The question of whether one’s artistic expressions can be be used against one in a criminal trial occurs with some frequency. This is not about being criminally prosecuted for the expression itself, as in an obscenity case. Instead, this is about using artistic expression as evidence to prove that a defendant’s intent or motive to commit the crime.
In such scenarios, Bob Marley’s well known song “I shot the sheriff” could be used at trial if he had been prosecuted for murder of a law enforcement officer. And Johnny Cash’s famous lyric “I shot a man in Reno just to watch him die,” could be introduced at trial if he had been prosecuted for first degree murder, presumably even if not in Reno, to show his bad intent.
In State v. Skinner, the New Jersey Supreme Court reversed the introduction of rap lyrics authored by the defendant before the alleged crime. The court interpreted the commonplace evidentiary rule that requires a weighing of the “prejudicial impact” of evidence against its “probative value.” The lyrics were deemed prejudicial because they were violent and obscene. But the more important query was whether they were at all “probative”? Which brought the court to Bob Marley, as well as to Edgar Allen Poe:
The difficulty in identifying probative value in fictional or other forms of artistic self-expressive endeavors is that one cannot presume that, simply because an author has chosen to write about certain topics, he or she has acted in accordance with those views. One would not presume that Bob Marley, who wrote the well-known song “I Shot the Sheriff,” actually shot a sheriff, or that Edgar Allan Poe buried a man beneath his floorboards, as depicted in his short story “The Tell-Tale Heart,” simply because of their respective artistic endeavors on those subjects. Defendant’s lyrics should receive no different treatment. In sum, we reject the proposition that probative evidence about a charged offense can be found in an individual’s artistic endeavors absent a strong nexus between specific details of the artistic composition and the circumstances of the offense for which the evidence is being adduced.

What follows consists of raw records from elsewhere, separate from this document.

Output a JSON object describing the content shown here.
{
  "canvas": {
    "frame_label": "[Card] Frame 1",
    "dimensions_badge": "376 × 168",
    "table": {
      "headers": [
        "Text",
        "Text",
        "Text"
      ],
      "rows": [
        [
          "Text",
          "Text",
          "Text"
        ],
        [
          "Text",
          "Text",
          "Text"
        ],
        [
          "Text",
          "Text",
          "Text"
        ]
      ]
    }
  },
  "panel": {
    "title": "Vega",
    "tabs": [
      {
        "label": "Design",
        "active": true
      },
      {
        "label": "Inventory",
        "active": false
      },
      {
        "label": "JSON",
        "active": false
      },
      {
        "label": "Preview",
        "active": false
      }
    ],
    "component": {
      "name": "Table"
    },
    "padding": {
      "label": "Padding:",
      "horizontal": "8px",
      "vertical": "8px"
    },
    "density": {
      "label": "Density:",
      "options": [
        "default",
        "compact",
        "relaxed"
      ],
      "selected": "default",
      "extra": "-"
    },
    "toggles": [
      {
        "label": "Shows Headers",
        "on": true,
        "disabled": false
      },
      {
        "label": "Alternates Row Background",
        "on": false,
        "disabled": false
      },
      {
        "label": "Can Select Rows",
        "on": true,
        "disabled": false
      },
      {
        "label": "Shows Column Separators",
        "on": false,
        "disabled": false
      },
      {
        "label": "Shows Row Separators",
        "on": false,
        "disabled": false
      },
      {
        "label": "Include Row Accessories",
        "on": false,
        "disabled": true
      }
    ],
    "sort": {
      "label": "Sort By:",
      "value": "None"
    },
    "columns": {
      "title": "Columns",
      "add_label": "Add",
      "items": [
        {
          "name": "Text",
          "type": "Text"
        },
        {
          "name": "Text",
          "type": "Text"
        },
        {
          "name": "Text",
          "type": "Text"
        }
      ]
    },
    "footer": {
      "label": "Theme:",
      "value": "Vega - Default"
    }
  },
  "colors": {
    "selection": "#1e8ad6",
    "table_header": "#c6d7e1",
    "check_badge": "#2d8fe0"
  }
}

The opinion is decidedly grounded in the rules of evidence that govern criminal (and civil) trials rather than the First Amendment, but First Amendment protections for free expression cast a long shadow here. The New Jersey Supreme Court’s unanimous opinion contains a lengthy passage describing the First Amendment discussion in the ALCU’s amicus brief, although the court never explicitly returns to the First Amendment in its own analysis. The “nexus” language is key. To the extent that expression details the accused crime, it is more likely to be admissible. But the New Jersey Supreme Court makes clear that a song about how one shot the sheriff (and not the deputy) isn’t likely to be admitted in a criminal trial to prove your intent to commit murder.